**What needs to be done:** Without including any images, reproduce each entry exactly.

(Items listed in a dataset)
'''

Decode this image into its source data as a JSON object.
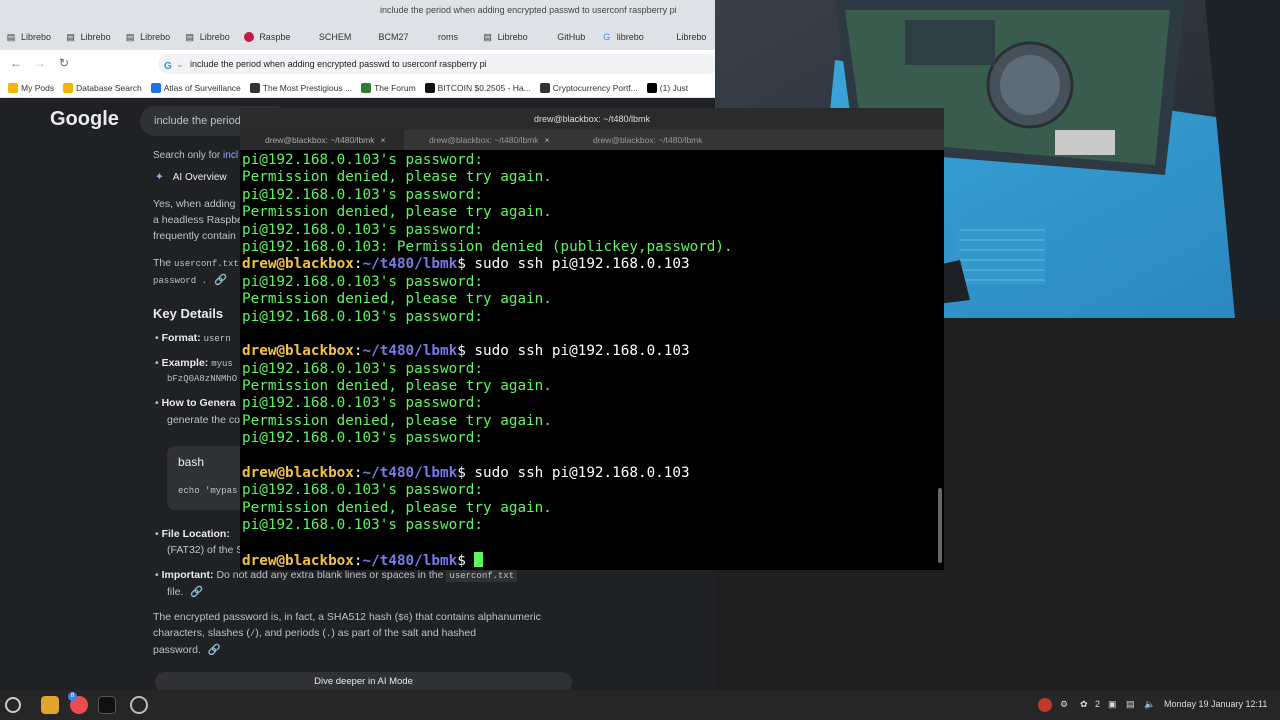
{
  "browser": {
    "window_title": "include the period when adding encrypted passwd to userconf raspberry pi",
    "tabs": [
      {
        "icon": "doc-icon",
        "label": "Librebo"
      },
      {
        "icon": "doc-icon",
        "label": "Librebo"
      },
      {
        "icon": "doc-icon",
        "label": "Librebo"
      },
      {
        "icon": "doc-icon",
        "label": "Librebo"
      },
      {
        "icon": "raspberry-icon",
        "label": "Raspbe"
      },
      {
        "icon": "",
        "label": "SCHEM"
      },
      {
        "icon": "",
        "label": "BCM27"
      },
      {
        "icon": "",
        "label": "roms"
      },
      {
        "icon": "doc-icon",
        "label": "Librebo"
      },
      {
        "icon": "",
        "label": "GitHub"
      },
      {
        "icon": "google-icon",
        "label": "librebo"
      },
      {
        "icon": "",
        "label": "Librebo"
      }
    ],
    "address": "include the period when adding encrypted passwd to userconf raspberry pi",
    "bookmarks": [
      {
        "label": "My Pods",
        "color": "#f4b400"
      },
      {
        "label": "Database Search",
        "color": "#f4b400"
      },
      {
        "label": "Atlas of Surveillance",
        "color": "#1a73e8"
      },
      {
        "label": "The Most Prestigious ...",
        "color": "#333333"
      },
      {
        "label": "The Forum",
        "color": "#2e7d32"
      },
      {
        "label": "BITCOIN $0.2505 - Ha...",
        "color": "#111111"
      },
      {
        "label": "Cryptocurrency Portf...",
        "color": "#333333"
      },
      {
        "label": "(1) Just",
        "color": "#000000"
      }
    ]
  },
  "page": {
    "logo": "Google",
    "search_text": "include the period",
    "search_only_prefix": "Search only for",
    "search_only_link": "incl",
    "ai_overview_label": "AI Overview",
    "ai_intro": [
      "Yes, when adding",
      "a headless Raspbe",
      "frequently contain"
    ],
    "the_text": "The",
    "the_code": "userconf.txt",
    "password_code": "password .",
    "key_details": "Key Details",
    "bullets": {
      "format_label": "Format:",
      "format_value": "usern",
      "example_label": "Example:",
      "example_value": "myus",
      "example_hash": "bFzQ0A8zNNMhO",
      "howto_label": "How to Genera",
      "howto_text": "generate the co"
    },
    "code_lang": "bash",
    "code_text": "echo 'mypas",
    "file_location_label": "File Location:",
    "file_location_text": "(FAT32) of the S",
    "important_label": "Important:",
    "important_text": "Do not add any extra blank lines or spaces in the",
    "important_code": "userconf.txt",
    "important_tail": "file.",
    "para": [
      "The encrypted password is, in fact, a SHA512 hash (",
      "$6",
      ") that contains alphanumeric",
      "characters, slashes (",
      "/",
      "), and periods (",
      ".",
      ") as part of the salt and hashed",
      "password."
    ],
    "dive_button": "Dive deeper in AI Mode"
  },
  "terminal": {
    "title": "drew@blackbox: ~/t480/lbmk",
    "tabs": [
      "drew@blackbox: ~/t480/lbmk",
      "drew@blackbox: ~/t480/lbmk",
      "drew@blackbox: ~/t480/lbmk"
    ],
    "prompt_user": "drew@blackbox",
    "prompt_colon": ":",
    "prompt_path": "~/t480/lbmk",
    "prompt_dollar": "$",
    "lines": [
      {
        "text": "pi@192.168.0.103's password:"
      },
      {
        "text": "Permission denied, please try again."
      },
      {
        "text": "pi@192.168.0.103's password:"
      },
      {
        "text": "Permission denied, please try again."
      },
      {
        "text": "pi@192.168.0.103's password:"
      },
      {
        "text": "pi@192.168.0.103: Permission denied (publickey,password)."
      },
      {
        "prompt": true,
        "cmd": " sudo ssh pi@192.168.0.103"
      },
      {
        "text": "pi@192.168.0.103's password:"
      },
      {
        "text": "Permission denied, please try again."
      },
      {
        "text": "pi@192.168.0.103's password:"
      },
      {
        "text": ""
      },
      {
        "prompt": true,
        "cmd": " sudo ssh pi@192.168.0.103"
      },
      {
        "text": "pi@192.168.0.103's password:"
      },
      {
        "text": "Permission denied, please try again."
      },
      {
        "text": "pi@192.168.0.103's password:"
      },
      {
        "text": "Permission denied, please try again."
      },
      {
        "text": "pi@192.168.0.103's password:"
      },
      {
        "text": ""
      },
      {
        "prompt": true,
        "cmd": " sudo ssh pi@192.168.0.103"
      },
      {
        "text": "pi@192.168.0.103's password:"
      },
      {
        "text": "Permission denied, please try again."
      },
      {
        "text": "pi@192.168.0.103's password:"
      },
      {
        "text": ""
      },
      {
        "prompt": true,
        "cmd": " ",
        "cursor": true
      }
    ]
  },
  "taskbar": {
    "workspace": "2",
    "clock": "Monday 19 January 12:11",
    "badge": "8"
  },
  "colors": {
    "terminal_green": "#5ff55f",
    "prompt_user": "#f2c341",
    "prompt_path": "#7a7ae8"
  }
}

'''

**Solved exercise:**
Decode this image into its source data as a JSON object.
{
  "browser": {
    "window_title": "include the period when adding encrypted passwd to userconf raspberry pi",
    "tabs": [
      {
        "icon": "doc-icon",
        "label": "Librebo"
      },
      {
        "icon": "doc-icon",
        "label": "Librebo"
      },
      {
        "icon": "doc-icon",
        "label": "Librebo"
      },
      {
        "icon": "doc-icon",
        "label": "Librebo"
      },
      {
        "icon": "raspberry-icon",
        "label": "Raspbe"
      },
      {
        "icon": "",
        "label": "SCHEM"
      },
      {
        "icon": "",
        "label": "BCM27"
      },
      {
        "icon": "",
        "label": "roms"
      },
      {
        "icon": "doc-icon",
        "label": "Librebo"
      },
      {
        "icon": "",
        "label": "GitHub"
      },
      {
        "icon": "google-icon",
        "label": "librebo"
      },
      {
        "icon": "",
        "label": "Librebo"
      }
    ],
    "address": "include the period when adding encrypted passwd to userconf raspberry pi",
    "bookmarks": [
      {
        "label": "My Pods",
        "color": "#f4b400"
      },
      {
        "label": "Database Search",
        "color": "#f4b400"
      },
      {
        "label": "Atlas of Surveillance",
        "color": "#1a73e8"
      },
      {
        "label": "The Most Prestigious ...",
        "color": "#333333"
      },
      {
        "label": "The Forum",
        "color": "#2e7d32"
      },
      {
        "label": "BITCOIN $0.2505 - Ha...",
        "color": "#111111"
      },
      {
        "label": "Cryptocurrency Portf...",
        "color": "#333333"
      },
      {
        "label": "(1) Just",
        "color": "#000000"
      }
    ]
  },
  "page": {
    "logo": "Google",
    "search_text": "include the period",
    "search_only_prefix": "Search only for",
    "search_only_link": "incl",
    "ai_overview_label": "AI Overview",
    "ai_intro": [
      "Yes, when adding",
      "a headless Raspbe",
      "frequently contain"
    ],
    "the_text": "The",
    "the_code": "userconf.txt",
    "password_code": "password .",
    "key_details": "Key Details",
    "bullets": {
      "format_label": "Format:",
      "format_value": "usern",
      "example_label": "Example:",
      "example_value": "myus",
      "example_hash": "bFzQ0A8zNNMhO",
      "howto_label": "How to Genera",
      "howto_text": "generate the co"
    },
    "code_lang": "bash",
    "code_text": "echo 'mypas",
    "file_location_label": "File Location:",
    "file_location_text": "(FAT32) of the S",
    "important_label": "Important:",
    "important_text": "Do not add any extra blank lines or spaces in the",
    "important_code": "userconf.txt",
    "important_tail": "file.",
    "para": [
      "The encrypted password is, in fact, a SHA512 hash (",
      "$6",
      ") that contains alphanumeric",
      "characters, slashes (",
      "/",
      "), and periods (",
      ".",
      ") as part of the salt and hashed",
      "password."
    ],
    "dive_button": "Dive deeper in AI Mode"
  },
  "terminal": {
    "title": "drew@blackbox: ~/t480/lbmk",
    "tabs": [
      "drew@blackbox: ~/t480/lbmk",
      "drew@blackbox: ~/t480/lbmk",
      "drew@blackbox: ~/t480/lbmk"
    ],
    "prompt_user": "drew@blackbox",
    "prompt_colon": ":",
    "prompt_path": "~/t480/lbmk",
    "prompt_dollar": "$",
    "lines": [
      {
        "text": "pi@192.168.0.103's password:"
      },
      {
        "text": "Permission denied, please try again."
      },
      {
        "text": "pi@192.168.0.103's password:"
      },
      {
        "text": "Permission denied, please try again."
      },
      {
        "text": "pi@192.168.0.103's password:"
      },
      {
        "text": "pi@192.168.0.103: Permission denied (publickey,password)."
      },
      {
        "prompt": true,
        "cmd": " sudo ssh pi@192.168.0.103"
      },
      {
        "text": "pi@192.168.0.103's password:"
      },
      {
        "text": "Permission denied, please try again."
      },
      {
        "text": "pi@192.168.0.103's password:"
      },
      {
        "text": ""
      },
      {
        "prompt": true,
        "cmd": " sudo ssh pi@192.168.0.103"
      },
      {
        "text": "pi@192.168.0.103's password:"
      },
      {
        "text": "Permission denied, please try again."
      },
      {
        "text": "pi@192.168.0.103's password:"
      },
      {
        "text": "Permission denied, please try again."
      },
      {
        "text": "pi@192.168.0.103's password:"
      },
      {
        "text": ""
      },
      {
        "prompt": true,
        "cmd": " sudo ssh pi@192.168.0.103"
      },
      {
        "text": "pi@192.168.0.103's password:"
      },
      {
        "text": "Permission denied, please try again."
      },
      {
        "text": "pi@192.168.0.103's password:"
      },
      {
        "text": ""
      },
      {
        "prompt": true,
        "cmd": " ",
        "cursor": true
      }
    ]
  },
  "taskbar": {
    "workspace": "2",
    "clock": "Monday 19 January 12:11",
    "badge": "8"
  },
  "colors": {
    "terminal_green": "#5ff55f",
    "prompt_user": "#f2c341",
    "prompt_path": "#7a7ae8"
  }
}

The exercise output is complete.